IEEE Spectrum

IEEE Spectrum reporter Dexter Johnson writes that MIT researchers have developed a technique for producing cheaper semiconductor wafers using graphene. The method could “make the use of exotic semiconductors more accessible to industries by preparing semiconductor thin films without the high cost of using bulk wafers.”

BBC News

MIT researchers have created a new strong, yet lightweight material by using a 3-D printer to fuse flakes of graphene into a sponge-like object, reports Nick Kwek for BBC News. “The newfangled product could be used in the construction of airplanes or buildings,” says Kwek. 


MIT researchers have used computer models to turn flakes of graphene into 3-D structures, creating one of lightest, strongest materials, writes Nicola Davison for CNN. "Once they combine and fuse together, all the flakes contribute to the strength of the overall structure," research scientist Zhao Qin explains. 


Researchers at MIT have fused flakes of graphene into a sponge-like shape, creating one of the strongest lightweight materials, writes James Temperton for Wired. Flakes of graphene were compressed using heat and pressure, then 3-D printers were used to create a “strong, stable structure similar to some corals” for stress tests. 

CBS News
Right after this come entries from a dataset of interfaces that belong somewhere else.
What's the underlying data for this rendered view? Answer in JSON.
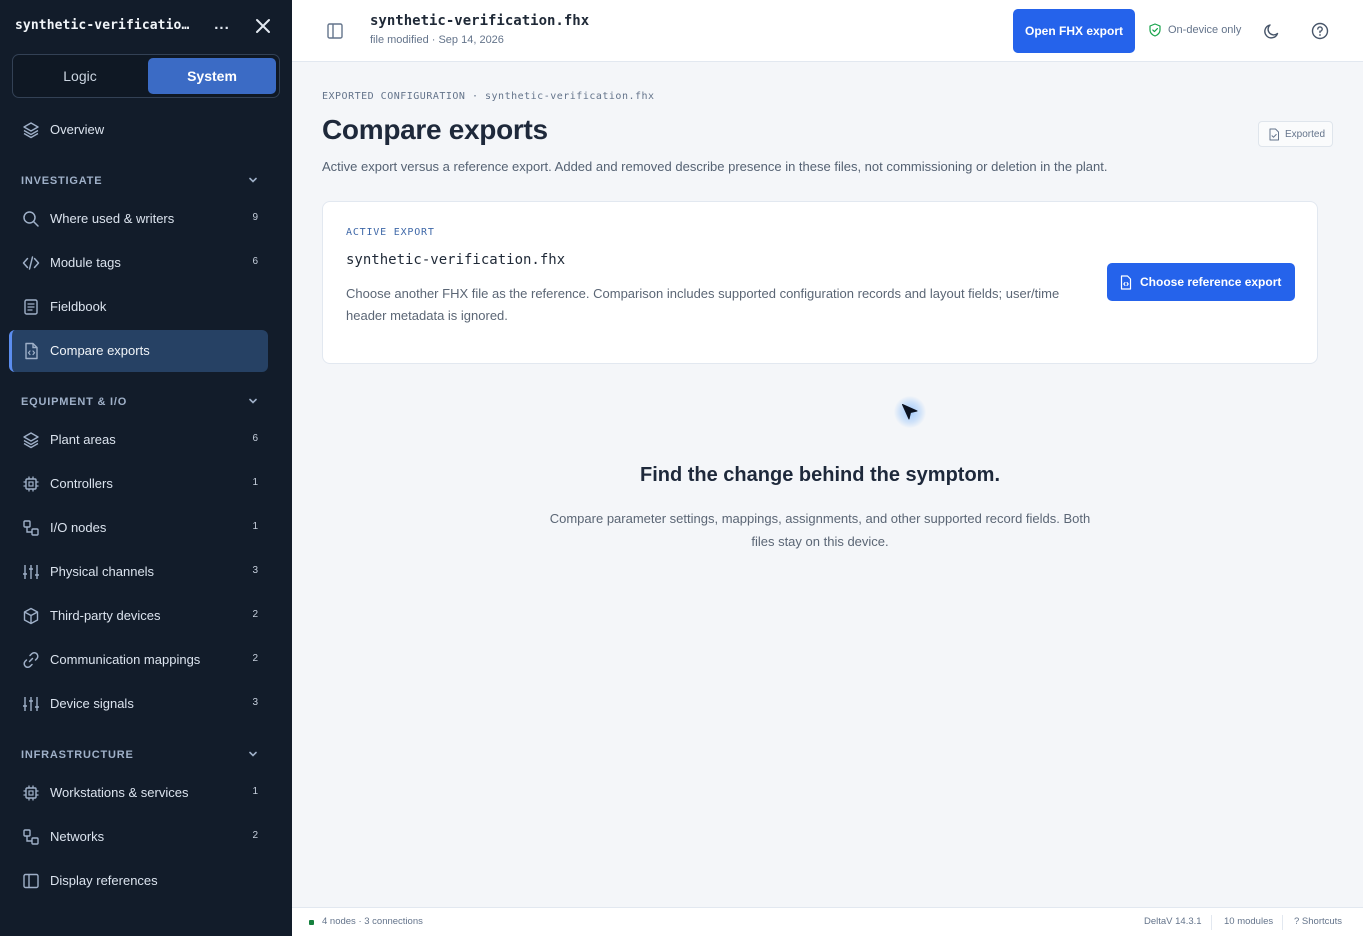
{
  "sidebar": {
    "title": "synthetic-verification.fhx",
    "more_label": "...",
    "segment": {
      "logic": "Logic",
      "system": "System",
      "selected": "System"
    },
    "overview": {
      "label": "Overview",
      "icon": "layers-icon"
    },
    "sections": [
      {
        "title": "INVESTIGATE",
        "items": [
          {
            "label": "Where used & writers",
            "count": "9",
            "icon": "search-icon"
          },
          {
            "label": "Module tags",
            "count": "6",
            "icon": "code-icon"
          },
          {
            "label": "Fieldbook",
            "count": "",
            "icon": "notebook-icon"
          },
          {
            "label": "Compare exports",
            "count": "",
            "icon": "file-code-icon",
            "active": true
          }
        ]
      },
      {
        "title": "EQUIPMENT & I/O",
        "items": [
          {
            "label": "Plant areas",
            "count": "6",
            "icon": "layers-icon"
          },
          {
            "label": "Controllers",
            "count": "1",
            "icon": "cpu-icon"
          },
          {
            "label": "I/O nodes",
            "count": "1",
            "icon": "nodes-icon"
          },
          {
            "label": "Physical channels",
            "count": "3",
            "icon": "sliders-icon"
          },
          {
            "label": "Third-party devices",
            "count": "2",
            "icon": "box-icon"
          },
          {
            "label": "Communication mappings",
            "count": "2",
            "icon": "link-icon"
          },
          {
            "label": "Device signals",
            "count": "3",
            "icon": "sliders-icon"
          }
        ]
      },
      {
        "title": "INFRASTRUCTURE",
        "items": [
          {
            "label": "Workstations & services",
            "count": "1",
            "icon": "cpu-icon"
          },
          {
            "label": "Networks",
            "count": "2",
            "icon": "nodes-icon"
          },
          {
            "label": "Display references",
            "count": "",
            "icon": "panel-icon"
          }
        ]
      }
    ]
  },
  "topbar": {
    "file_name": "synthetic-verification.fhx",
    "meta": "file modified · Sep 14, 2026",
    "open_button": "Open FHX export",
    "on_device": "On-device only"
  },
  "main": {
    "eyebrow": "EXPORTED CONFIGURATION · synthetic-verification.fhx",
    "title": "Compare exports",
    "badge": "Exported",
    "subtitle": "Active export versus a reference export. Added and removed describe presence in these files, not commissioning or deletion in the plant.",
    "card": {
      "label": "ACTIVE EXPORT",
      "file": "synthetic-verification.fhx",
      "description": "Choose another FHX file as the reference. Comparison includes supported configuration records and layout fields; user/time header metadata is ignored.",
      "button": "Choose reference export"
    },
    "empty": {
      "title": "Find the change behind the symptom.",
      "description": "Compare parameter settings, mappings, assignments, and other supported record fields. Both files stay on this device."
    }
  },
  "statusbar": {
    "left": "4 nodes · 3 connections",
    "version": "DeltaV 14.3.1",
    "modules": "10 modules",
    "shortcuts": "? Shortcuts"
  },
  "colors": {
    "sidebar_bg": "#121c2a",
    "accent": "#2563eb",
    "active_item": "#264164",
    "segment_selected": "#3b6bc5"
  }
}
MIT researchers have developed a new ultra-light material that is ten times stronger than steel, reports Tia Ghose for CBS News. Ghose explains that in the future, the material could potentially be used to build bridges, “which would be ultrastrong, lightweight, and insulated against heat and cold because of all the myriad air pockets in the material.”